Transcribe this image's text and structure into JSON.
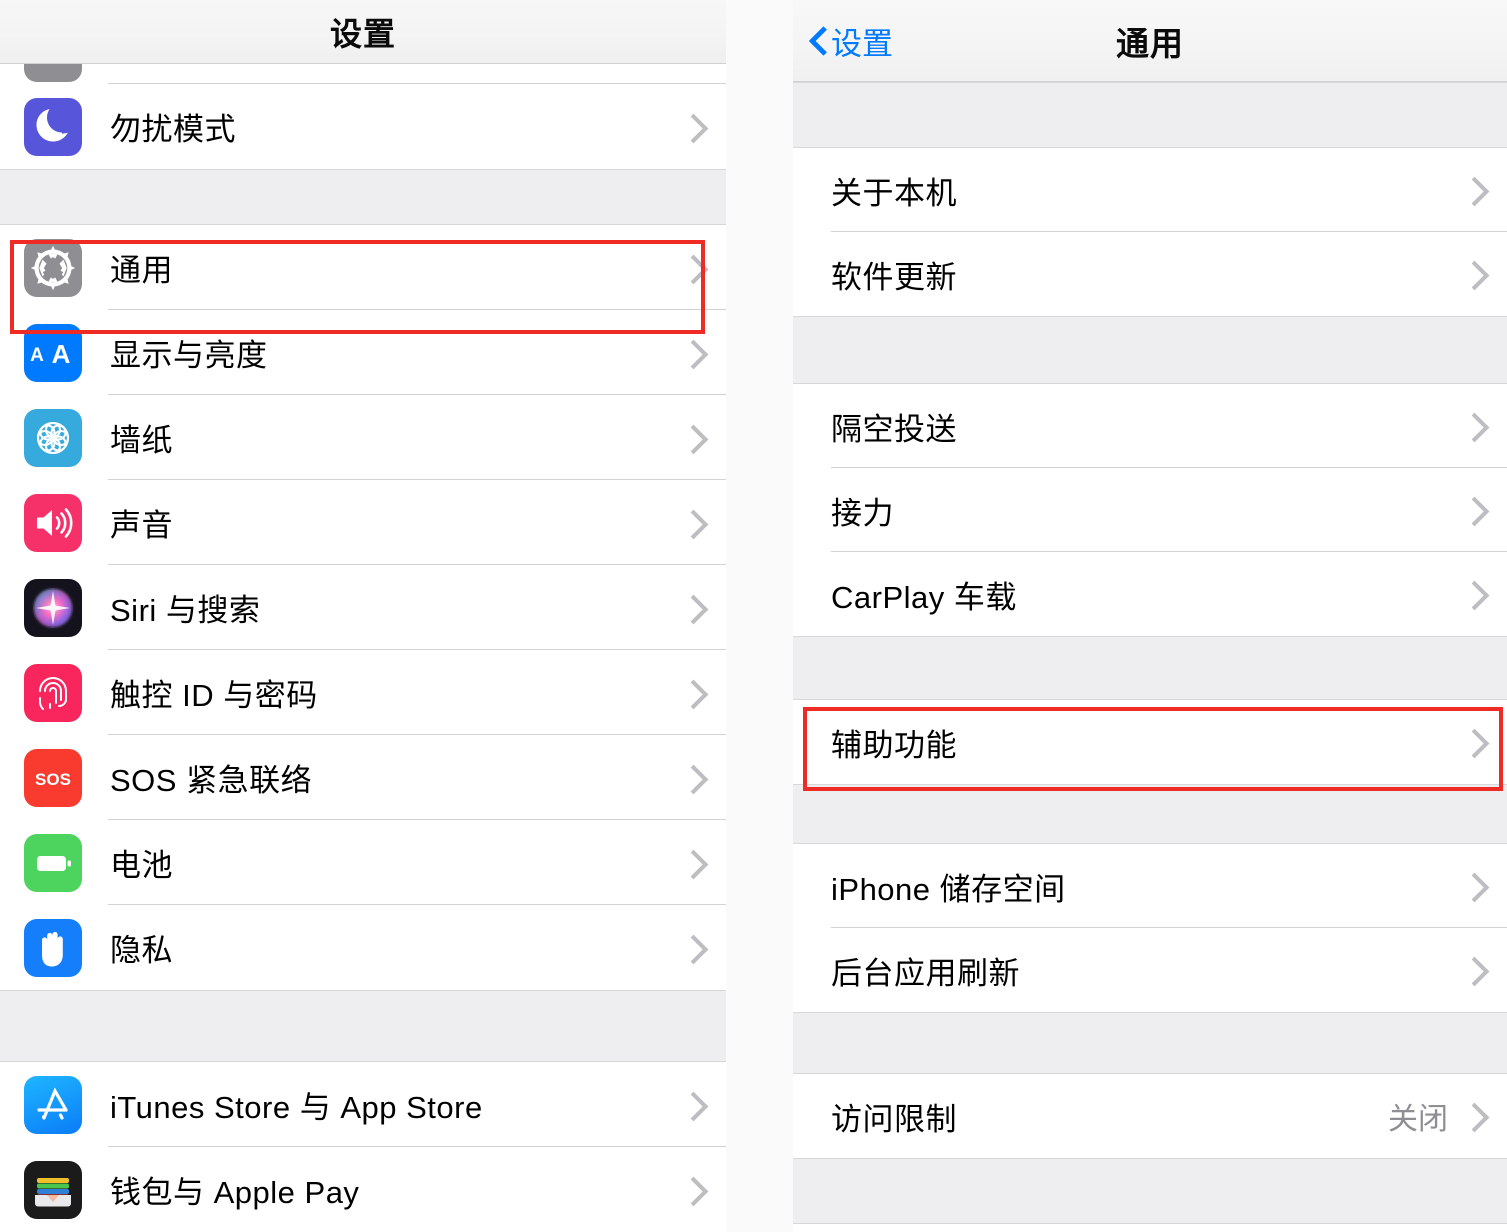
{
  "left_panel": {
    "nav": {
      "title": "设置"
    },
    "partial_row_above": {
      "icon": "notifications-icon-partial"
    },
    "sections": [
      {
        "rows": [
          {
            "label": "勿扰模式",
            "icon": "moon-icon",
            "icon_class": "ic-dnd",
            "accessory": "chevron"
          }
        ]
      },
      {
        "rows": [
          {
            "label": "通用",
            "icon": "gear-icon",
            "icon_class": "ic-general",
            "accessory": "chevron",
            "highlighted": true
          },
          {
            "label": "显示与亮度",
            "icon": "aa-text-icon",
            "icon_class": "ic-display",
            "accessory": "chevron"
          },
          {
            "label": "墙纸",
            "icon": "flower-icon",
            "icon_class": "ic-wall",
            "accessory": "chevron"
          },
          {
            "label": "声音",
            "icon": "speaker-icon",
            "icon_class": "ic-sound",
            "accessory": "chevron"
          },
          {
            "label": "Siri 与搜索",
            "icon": "siri-icon",
            "icon_class": "ic-siri",
            "accessory": "chevron"
          },
          {
            "label": "触控 ID 与密码",
            "icon": "fingerprint-icon",
            "icon_class": "ic-touchid",
            "accessory": "chevron"
          },
          {
            "label": "SOS 紧急联络",
            "icon": "sos-icon",
            "icon_class": "ic-sos",
            "accessory": "chevron"
          },
          {
            "label": "电池",
            "icon": "battery-icon",
            "icon_class": "ic-battery",
            "accessory": "chevron"
          },
          {
            "label": "隐私",
            "icon": "hand-icon",
            "icon_class": "ic-privacy",
            "accessory": "chevron"
          }
        ]
      },
      {
        "rows": [
          {
            "label": "iTunes Store 与 App Store",
            "icon": "app-store-icon",
            "icon_class": "ic-itunes",
            "accessory": "chevron"
          },
          {
            "label": "钱包与 Apple Pay",
            "icon": "wallet-icon",
            "icon_class": "ic-wallet",
            "accessory": "chevron"
          }
        ]
      }
    ]
  },
  "right_panel": {
    "nav": {
      "back_label": "设置",
      "title": "通用",
      "back_icon": "chevron-left-icon"
    },
    "sections": [
      {
        "rows": [
          {
            "label": "关于本机",
            "accessory": "chevron"
          },
          {
            "label": "软件更新",
            "accessory": "chevron"
          }
        ]
      },
      {
        "rows": [
          {
            "label": "隔空投送",
            "accessory": "chevron"
          },
          {
            "label": "接力",
            "accessory": "chevron"
          },
          {
            "label": "CarPlay 车载",
            "accessory": "chevron"
          }
        ]
      },
      {
        "rows": [
          {
            "label": "辅助功能",
            "accessory": "chevron",
            "highlighted": true
          }
        ]
      },
      {
        "rows": [
          {
            "label": "iPhone 储存空间",
            "accessory": "chevron"
          },
          {
            "label": "后台应用刷新",
            "accessory": "chevron"
          }
        ]
      },
      {
        "rows": [
          {
            "label": "访问限制",
            "value": "关闭",
            "accessory": "chevron"
          }
        ]
      }
    ]
  },
  "annotations": {
    "highlight_color": "#ee2b25",
    "boxes": [
      {
        "name": "general-row-highlight",
        "target": "通用"
      },
      {
        "name": "accessibility-row-highlight",
        "target": "辅助功能"
      }
    ]
  }
}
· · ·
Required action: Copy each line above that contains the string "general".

Exercise answer:
            "icon_class": "ic-general",
        "name": "general-row-highlight",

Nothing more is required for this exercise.